The Medical Assistance Estate Recovery Program is administered in Pennsylvania by the Department of Human Services. The Program allows the Commonwealth of Pennsylvania to be reimbursed for expenditures for certain services provided through Medical Assistance during a person’s lifetime. These services include long-term care facility services and home and community based services provided for recipients that are age fifty-five (55) or older.

When Medical Assistance pays towards the care costs of a person in a nursing facility or at home through a waiver program, the state keeps a record of the amount it paid. During the recipient’s lifetime nothing needs to be done about this amount. However, when the recipient dies the Department of Human Services can assert a claim based on the amount paid by Medical Assistance during his or her lifetime.

The Medical Assistance Recovery Program only applies to certain Medical Assistance Services and only applies to those aged fifty-five (55) or older. Therefore, if a beneficiary did not receive these specified services (typically nursing home or in home waiver services) or was not fifty five (55) years of age, estate recovery will not apply. Additionally, Medicaid should not be confused with Medicare services, which is a federal program that provides health insurance benefits.

The types of assets that Estate Recovery Program can collect against are set forth by statute. Generally, the assets that must be used to reimburse the Department are probate assets. Probate assets are assets that pass through someone’s estate. Examples of probate assets include real estate in the Decedent’s name alone, bank accounts in the Decedent’s name alone, and life insurance payable to the Decedent’s estate. Non-probate assets are not currently subject to the Department’s claim. Examples of non-probate assets include property held jointly with right of survivorship with another person or persons, property held by irrevocable trusts, and property that passes to a named beneficiary, such as a life insurance policy death benefit.

In order to qualify for Medicaid a person’s assets must already be at a very low level. So how does the Department receive anything back on its claims? The Department typically receives funds from assets that are not counted in qualification determination during lifetime. The largest of the assets not counted for qualification purposes is a person’s home. Therefore, while someone may qualify for Medical Assistance to pay for care during his or her lifetime and own a home, to the extent that the home is in the recipient’s name after passing, there can be a claim placed against the home when it is in the recipient’s estate.

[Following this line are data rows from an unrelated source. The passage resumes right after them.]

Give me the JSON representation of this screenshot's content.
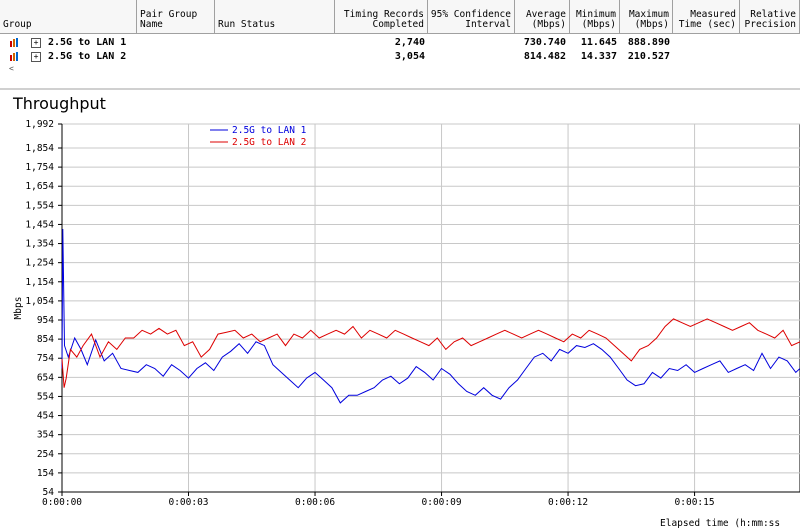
{
  "table": {
    "headers": [
      {
        "l1": "",
        "l2": "Group",
        "align": "left"
      },
      {
        "l1": "Pair Group",
        "l2": "Name",
        "align": "left"
      },
      {
        "l1": "",
        "l2": "Run Status",
        "align": "left"
      },
      {
        "l1": "Timing Records",
        "l2": "Completed",
        "align": "right"
      },
      {
        "l1": "95% Confidence",
        "l2": "Interval",
        "align": "right"
      },
      {
        "l1": "Average",
        "l2": "(Mbps)",
        "align": "right"
      },
      {
        "l1": "Minimum",
        "l2": "(Mbps)",
        "align": "right"
      },
      {
        "l1": "Maximum",
        "l2": "(Mbps)",
        "align": "right"
      },
      {
        "l1": "Measured",
        "l2": "Time (sec)",
        "align": "right"
      },
      {
        "l1": "Relative",
        "l2": "Precision",
        "align": "right"
      }
    ],
    "rows": [
      {
        "name": "2.5G to LAN 1",
        "records": "2,740",
        "average": "730.740",
        "minimum": "11.645",
        "maximum": "888.890"
      },
      {
        "name": "2.5G to LAN 2",
        "records": "3,054",
        "average": "814.482",
        "minimum": "14.337",
        "maximum": "210.527"
      }
    ],
    "expand_glyph": "+",
    "scroll_glyph": "<"
  },
  "chart_data": {
    "type": "line",
    "title": "Throughput",
    "ylabel": "Mbps",
    "xlabel": "Elapsed time (h:mm:ss",
    "ylim": [
      54,
      1992
    ],
    "yticks": [
      "1,992",
      "1,854",
      "1,754",
      "1,654",
      "1,554",
      "1,454",
      "1,354",
      "1,254",
      "1,154",
      "1,054",
      "954",
      "854",
      "754",
      "654",
      "554",
      "454",
      "354",
      "254",
      "154",
      "54"
    ],
    "ytick_values": [
      1992,
      1854,
      1754,
      1654,
      1554,
      1454,
      1354,
      1254,
      1154,
      1054,
      954,
      854,
      754,
      654,
      554,
      454,
      354,
      254,
      154,
      54
    ],
    "xlim": [
      0,
      17.5
    ],
    "xticks": [
      "0:00:00",
      "0:00:03",
      "0:00:06",
      "0:00:09",
      "0:00:12",
      "0:00:15"
    ],
    "xtick_values": [
      0,
      3,
      6,
      9,
      12,
      15
    ],
    "grid": true,
    "legend_position": "top-left",
    "series": [
      {
        "name": "2.5G to LAN 1",
        "color": "#0000dd",
        "x": [
          0,
          0.02,
          0.06,
          0.15,
          0.3,
          0.45,
          0.6,
          0.8,
          1.0,
          1.2,
          1.4,
          1.6,
          1.8,
          2.0,
          2.2,
          2.4,
          2.6,
          2.8,
          3.0,
          3.2,
          3.4,
          3.6,
          3.8,
          4.0,
          4.2,
          4.4,
          4.6,
          4.8,
          5.0,
          5.2,
          5.4,
          5.6,
          5.8,
          6.0,
          6.2,
          6.4,
          6.6,
          6.8,
          7.0,
          7.2,
          7.4,
          7.6,
          7.8,
          8.0,
          8.2,
          8.4,
          8.6,
          8.8,
          9.0,
          9.2,
          9.4,
          9.6,
          9.8,
          10.0,
          10.2,
          10.4,
          10.6,
          10.8,
          11.0,
          11.2,
          11.4,
          11.6,
          11.8,
          12.0,
          12.2,
          12.4,
          12.6,
          12.8,
          13.0,
          13.2,
          13.4,
          13.6,
          13.8,
          14.0,
          14.2,
          14.4,
          14.6,
          14.8,
          15.0,
          15.2,
          15.4,
          15.6,
          15.8,
          16.0,
          16.2,
          16.4,
          16.6,
          16.8,
          17.0,
          17.2,
          17.4,
          17.5
        ],
        "y": [
          700,
          1430,
          820,
          760,
          860,
          800,
          720,
          850,
          740,
          780,
          700,
          690,
          680,
          720,
          700,
          660,
          720,
          690,
          650,
          700,
          730,
          690,
          760,
          790,
          830,
          780,
          840,
          820,
          720,
          680,
          640,
          600,
          650,
          680,
          640,
          600,
          520,
          560,
          560,
          580,
          600,
          640,
          660,
          620,
          650,
          710,
          680,
          640,
          700,
          670,
          620,
          580,
          560,
          600,
          560,
          540,
          600,
          640,
          700,
          760,
          780,
          740,
          800,
          780,
          820,
          810,
          830,
          800,
          760,
          700,
          640,
          610,
          620,
          680,
          650,
          700,
          690,
          720,
          680,
          700,
          720,
          740,
          680,
          700,
          720,
          690,
          780,
          700,
          760,
          740,
          680,
          700
        ]
      },
      {
        "name": "2.5G to LAN 2",
        "color": "#dd0000",
        "x": [
          0,
          0.05,
          0.1,
          0.2,
          0.35,
          0.5,
          0.7,
          0.9,
          1.1,
          1.3,
          1.5,
          1.7,
          1.9,
          2.1,
          2.3,
          2.5,
          2.7,
          2.9,
          3.1,
          3.3,
          3.5,
          3.7,
          3.9,
          4.1,
          4.3,
          4.5,
          4.7,
          4.9,
          5.1,
          5.3,
          5.5,
          5.7,
          5.9,
          6.1,
          6.3,
          6.5,
          6.7,
          6.9,
          7.1,
          7.3,
          7.5,
          7.7,
          7.9,
          8.1,
          8.3,
          8.5,
          8.7,
          8.9,
          9.1,
          9.3,
          9.5,
          9.7,
          9.9,
          10.1,
          10.3,
          10.5,
          10.7,
          10.9,
          11.1,
          11.3,
          11.5,
          11.7,
          11.9,
          12.1,
          12.3,
          12.5,
          12.7,
          12.9,
          13.1,
          13.3,
          13.5,
          13.7,
          13.9,
          14.1,
          14.3,
          14.5,
          14.7,
          14.9,
          15.1,
          15.3,
          15.5,
          15.7,
          15.9,
          16.1,
          16.3,
          16.5,
          16.7,
          16.9,
          17.1,
          17.3,
          17.5
        ],
        "y": [
          750,
          600,
          650,
          800,
          760,
          820,
          880,
          760,
          840,
          800,
          860,
          860,
          900,
          880,
          910,
          880,
          900,
          820,
          840,
          760,
          800,
          880,
          890,
          900,
          860,
          880,
          840,
          860,
          880,
          820,
          880,
          860,
          900,
          860,
          880,
          900,
          880,
          920,
          860,
          900,
          880,
          860,
          900,
          880,
          860,
          840,
          820,
          860,
          800,
          840,
          860,
          820,
          840,
          860,
          880,
          900,
          880,
          860,
          880,
          900,
          880,
          860,
          840,
          880,
          860,
          900,
          880,
          860,
          820,
          780,
          740,
          800,
          820,
          860,
          920,
          960,
          940,
          920,
          940,
          960,
          940,
          920,
          900,
          920,
          940,
          900,
          880,
          860,
          900,
          820,
          840
        ]
      }
    ]
  }
}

It is the duty of the person administering a Decedent’s estate to request the claim from the Department of Human Services. The next-of-kin usually receives an inquiry from Medical Assistance as to a recipient’s assets after a recipient’s passing.

It is important to understand how and when the Medical Assistance Recovery Program may apply to your loved one’s situation. You should consult with an experienced elder law attorney who can discuss possible legal options before passing in order to minimize estate recovery implications. Marshall, Parker & Weber can also assist a personal representative in responding to claim information and asset requests to prevent ongoing estate recovery lien issues.